“You’ve been out in it this whole time, haven’t you?”

She peeked up. That was still the same voice. “Out in… the war?” she offered. “Yeah. I mean, not in the combat. But out there. You haven’t?”

He was clean. Clean the way she hadn’t seen anyone since the gods attacked; his hair fell in perfect red-orange curls around his ears, his skin looked brown, not because of sunburn or dirt, but just because it was his skin tone, and his pants even looked pressed.

Some small part of her mind thought he was also rather handsome, but she ignored that part; she was checking for weapons.

He could be carrying something in the pocket of the khakis, or under the madras-plaid shirt, but his hands were open and empty in front of him.

“I got lucky.” He shrugged, as if to apologize. “I was in a safe place when it hit, and then it wasn’t long before I was supposed to come here. So I never got the worst of it – but over half the students who actually make it here come in looking like you or worse. I’m Raleigh, by the way.”
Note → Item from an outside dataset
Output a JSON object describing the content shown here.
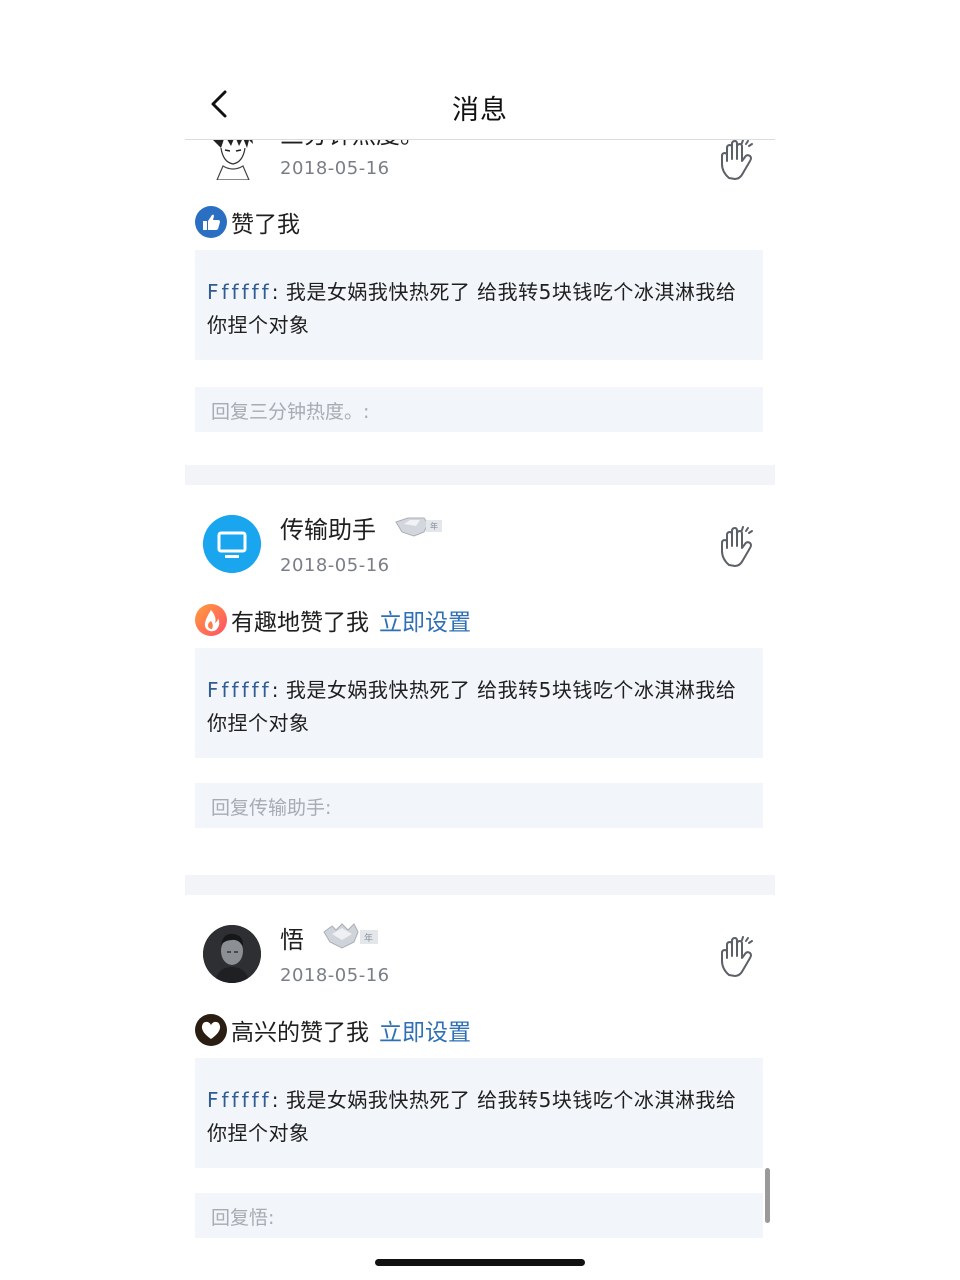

“Tony… Antonia.” She held out a hand, and then looked at it. “Sorry, I’m filthy.”

“I noticed. Look, come with me. I’m gonna get you a bath, a nice warm meal, and some clean clothes, okay?”

It’s a trap. Her skin itched, reminding her how long it had been since rain, even. “I’ll take it.”

He grabbed the hand she’d offered and pulled her to her feet. “Awesome. My room’s this way.”

This entry was originally posted at http://aldersprig.dreamwidth.org/712762.html. You can comment here or there.